But efficient markets prevailed and now all the fun ripples are history, according to the report.
The “‘golden age’ of calendar anomalies was in the middle of the 20th century,” wrote the group of researchers led by Alex Plastun, an economics professor at Sumy State University in Ukraine.
Alas, they found, they’ve largely disappeared since the 1980s.
Though the authors ran their own analysis, they also combed through dozens of previous studies — some conducted on a variety of indexes and through different time periods — as reference points.
For example, an examination of indexes in 19 countries from 1988 to 2000 — which found that nearly 90 per cent of monthly returns were made in the four-day turn of the month — was compared with another stating end-of-month returns in the US exceeded those of the entire month.

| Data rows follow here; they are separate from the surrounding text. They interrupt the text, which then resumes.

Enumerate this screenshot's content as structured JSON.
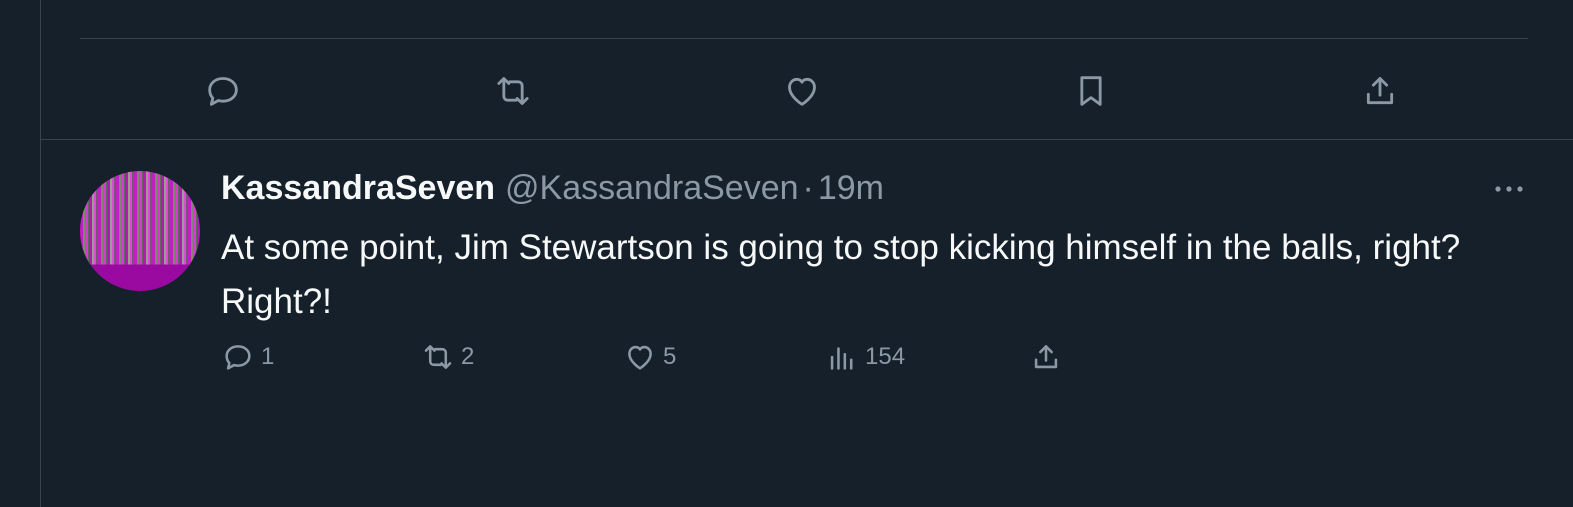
{
  "top_actions": [
    {
      "icon": "reply-icon"
    },
    {
      "icon": "retweet-icon"
    },
    {
      "icon": "like-icon"
    },
    {
      "icon": "bookmark-icon"
    },
    {
      "icon": "share-icon"
    }
  ],
  "tweet": {
    "display_name": "KassandraSeven",
    "handle": "@KassandraSeven",
    "separator": "·",
    "time": "19m",
    "more_label": "•••",
    "text": "At some point, Jim Stewartson is going to stop kicking himself in the balls, right? Right?!",
    "actions": {
      "replies": "1",
      "retweets": "2",
      "likes": "5",
      "views": "154"
    }
  },
  "colors": {
    "background": "#15202b",
    "border": "#38444d",
    "muted": "#8b98a5",
    "text": "#f7f9f9"
  }
}
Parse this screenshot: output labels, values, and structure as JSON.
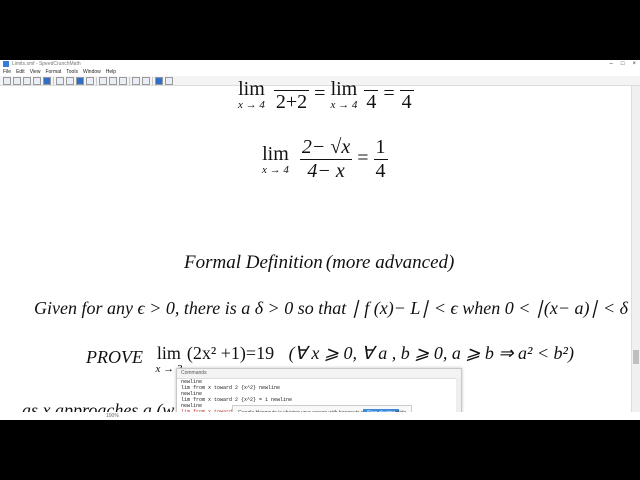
{
  "window": {
    "title": "Limits.smf - SpeedCrunchMath",
    "controls": [
      "–",
      "□",
      "×"
    ]
  },
  "menubar": [
    "File",
    "Edit",
    "View",
    "Format",
    "Tools",
    "Window",
    "Help"
  ],
  "toolbar_icons": [
    "zoom-icon",
    "zoom-icon",
    "cursor-icon",
    "pen-icon",
    "cursor-icon",
    "doc-icon",
    "open-icon",
    "save-icon",
    "print-icon",
    "cut-icon",
    "copy-icon",
    "paste-icon",
    "undo-icon",
    "redo-icon",
    "help-icon",
    "info-icon"
  ],
  "math": {
    "line1": {
      "lim": "lim",
      "sub": "x → 4",
      "den1": "2+2",
      "eq": "=",
      "lim2": "lim",
      "sub2": "x → 4",
      "den2": "4",
      "eq2": "=",
      "den3": "4"
    },
    "line2": {
      "lim": "lim",
      "sub": "x → 4",
      "num": "2− √x",
      "den": "4− x",
      "eq": "=",
      "rnum": "1",
      "rden": "4"
    },
    "heading": {
      "text": "Formal Definition",
      "paren": "(more advanced)"
    },
    "definition": "Given for any ϵ > 0, there is a δ > 0 so that ∣ f (x)− L∣ < ϵ when 0 < ∣(x− a)∣ < δ",
    "prove": {
      "label": "PROVE",
      "lim": "lim",
      "sub": "x → 3",
      "expr": "(2x² +1)=19",
      "cond": "(∀ x ⩾ 0, ∀ a , b ⩾ 0, a ⩾ b ⇒ a² < b²)"
    },
    "partial_line": "as x approaches a (w"
  },
  "commands_panel": {
    "title": "Commands",
    "lines": [
      "newline",
      "lim from x toward 2 {x^2} newline",
      "newline",
      "lim from x toward 2 {x^2} = 1 newline",
      "newline",
      "lim from x toward 2 {x^2} newline"
    ]
  },
  "share_bar": {
    "message": "Google Hangouts is sharing your screen with hangouts.google.com.",
    "stop_label": "Stop sharing",
    "hide_label": "Hide"
  },
  "status": {
    "zoom": "100%"
  }
}
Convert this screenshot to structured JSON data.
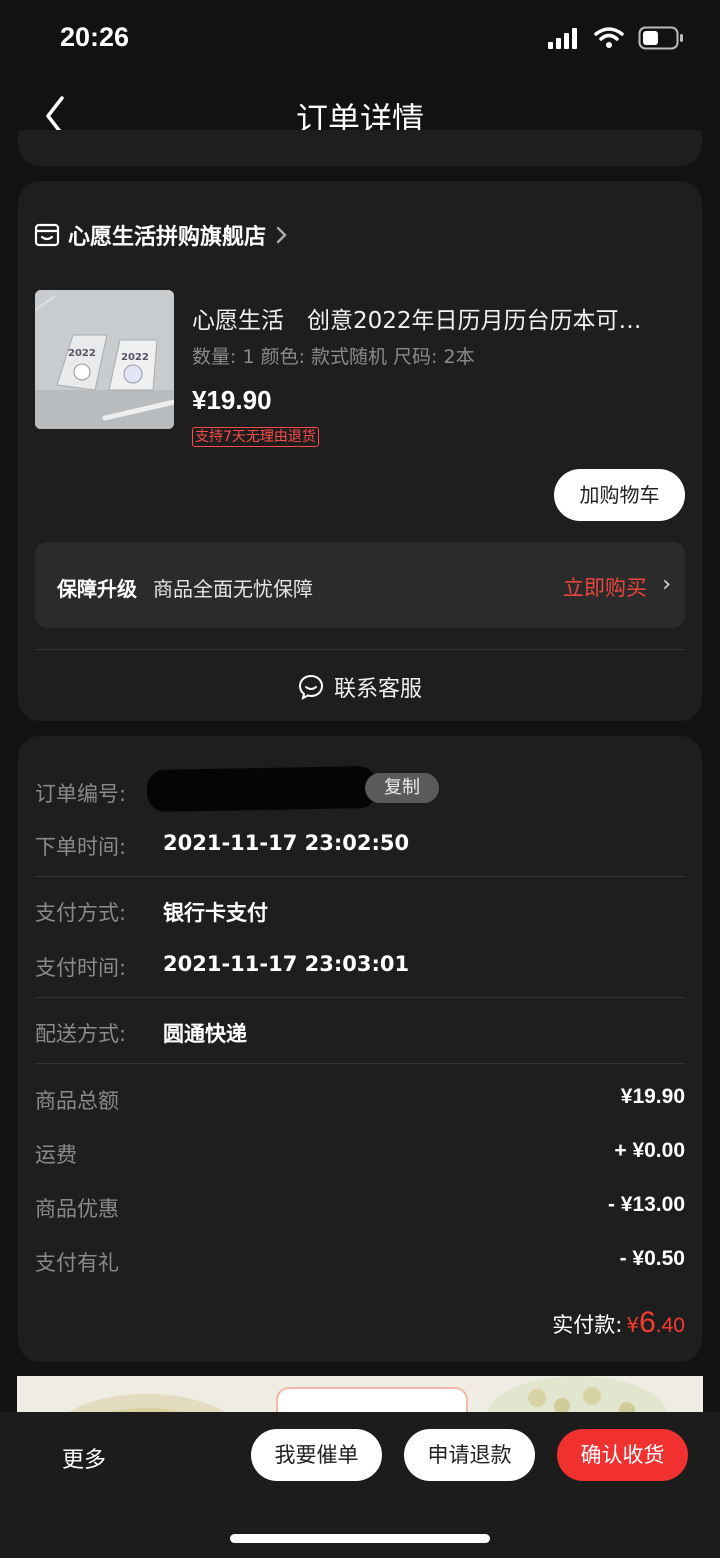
{
  "status": {
    "time": "20:26"
  },
  "nav": {
    "title": "订单详情"
  },
  "shop": {
    "name": "心愿生活拼购旗舰店"
  },
  "product": {
    "title": "心愿生活　创意2022年日历月历台历本可…",
    "spec": "数量: 1  颜色: 款式随机  尺码: 2本",
    "price": "¥19.90",
    "tag": "支持7天无理由退货",
    "thumb_text_1": "2022",
    "thumb_text_2": "2022",
    "add_cart": "加购物车"
  },
  "insurance": {
    "label": "保障升级",
    "desc": "商品全面无忧保障",
    "action": "立即购买"
  },
  "contact": {
    "label": "联系客服"
  },
  "order": {
    "number_label": "订单编号:",
    "copy_label": "复制",
    "time_label": "下单时间:",
    "time_value": "2021-11-17 23:02:50",
    "pay_method_label": "支付方式:",
    "pay_method_value": "银行卡支付",
    "pay_time_label": "支付时间:",
    "pay_time_value": "2021-11-17 23:03:01",
    "delivery_label": "配送方式:",
    "delivery_value": "圆通快递"
  },
  "amounts": [
    {
      "label": "商品总额",
      "value": "¥19.90"
    },
    {
      "label": "运费",
      "value": "+ ¥0.00"
    },
    {
      "label": "商品优惠",
      "value": "- ¥13.00"
    },
    {
      "label": "支付有礼",
      "value": "- ¥0.50"
    }
  ],
  "paid": {
    "label": "实付款:",
    "symbol": "¥",
    "integer": "6",
    "decimal": ".40"
  },
  "bottom": {
    "more": "更多",
    "urge": "我要催单",
    "refund": "申请退款",
    "confirm": "确认收货"
  },
  "colors": {
    "accent_red": "#f0312f",
    "background": "#121212",
    "card": "#1e1e1e"
  }
}
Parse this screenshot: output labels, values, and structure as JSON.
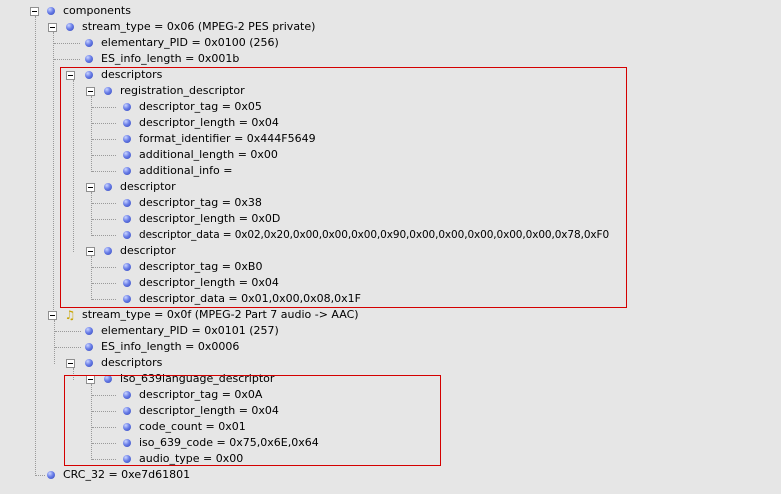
{
  "tree": {
    "root": "components",
    "stream1": {
      "label": "stream_type = 0x06 (MPEG-2 PES private)",
      "elementary_pid": "elementary_PID = 0x0100 (256)",
      "es_info_length": "ES_info_length = 0x001b",
      "descriptors": "descriptors",
      "registration": {
        "label": "registration_descriptor",
        "tag": "descriptor_tag = 0x05",
        "length": "descriptor_length = 0x04",
        "format_identifier": "format_identifier = 0x444F5649",
        "additional_length": "additional_length = 0x00",
        "additional_info": "additional_info ="
      },
      "descriptor_a": {
        "label": "descriptor",
        "tag": "descriptor_tag = 0x38",
        "length": "descriptor_length = 0x0D",
        "data": "descriptor_data = 0x02,0x20,0x00,0x00,0x00,0x90,0x00,0x00,0x00,0x00,0x00,0x78,0xF0"
      },
      "descriptor_b": {
        "label": "descriptor",
        "tag": "descriptor_tag = 0xB0",
        "length": "descriptor_length = 0x04",
        "data": "descriptor_data = 0x01,0x00,0x08,0x1F"
      }
    },
    "stream2": {
      "label": "stream_type = 0x0f (MPEG-2 Part 7 audio -> AAC)",
      "elementary_pid": "elementary_PID = 0x0101 (257)",
      "es_info_length": "ES_info_length = 0x0006",
      "descriptors": "descriptors",
      "iso639": {
        "label": "iso_639language_descriptor",
        "tag": "descriptor_tag = 0x0A",
        "length": "descriptor_length = 0x04",
        "code_count": "code_count = 0x01",
        "code": "iso_639_code = 0x75,0x6E,0x64",
        "audio_type": "audio_type = 0x00"
      }
    },
    "crc": "CRC_32 = 0xe7d61801"
  },
  "colors": {
    "background": "#e6e6e6",
    "highlight_box": "#d40000",
    "bullet": "#4a5fd6"
  },
  "icons": {
    "stream1": "blue-bullet-icon",
    "stream2": "music-note-icon"
  }
}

What the researchers ultimately found is that these effects started to fade and eventually vanished in the 2000s.
Similarly, average results on the last trading day before a holiday tended to be much higher between 1900 and the end of the 1970s. But, the holiday effect has been absent from Wall Street since then.
“The results of this study provide convincing evidence that the US stock market evolved from being inefficient with a number of calendar anomalies, to being efficient such that it is impossible to find ‘holes’ in price dynamics that can generate exploitable profits,” the authors write.
Used to be that juggling the timing of share investments could boost your returns. Not anymore.Credit:Michel O Sullivan
Sell in May, go away
But the same group subsequently explored what they called the “Halloween effect,” whereby investors adopted the sell-in-May stance and held cash until November in an attempt to avoid lower-than-average returns.
The authors found that the phenomenon is real and present, with differences between November to April returns, compared with those from May to October, becoming more pronounced starting in the 1960s, though abating more recently. Even so, the effect can provide opportunities to build market-beating strategies, they said.
An analysis of S&P 500 returns over the last 90 years, broken up by those specific time periods, confirms that finding, according to the Bespoke Investment Group.
While the market doesn’t typically go down during the six-month period that runs from May through October, returns are significantly worse than they are during the November through April period, Justin Walter, co-founder and managing partner at Bespoke, wrote in a recent note.
“Going all the way back to 1928, had you only owned the index from November through April each year, you’d be up 4,662 per cent,” he wrote. “Had you only owned from May through October, you’d be up a measly 185 per cent.”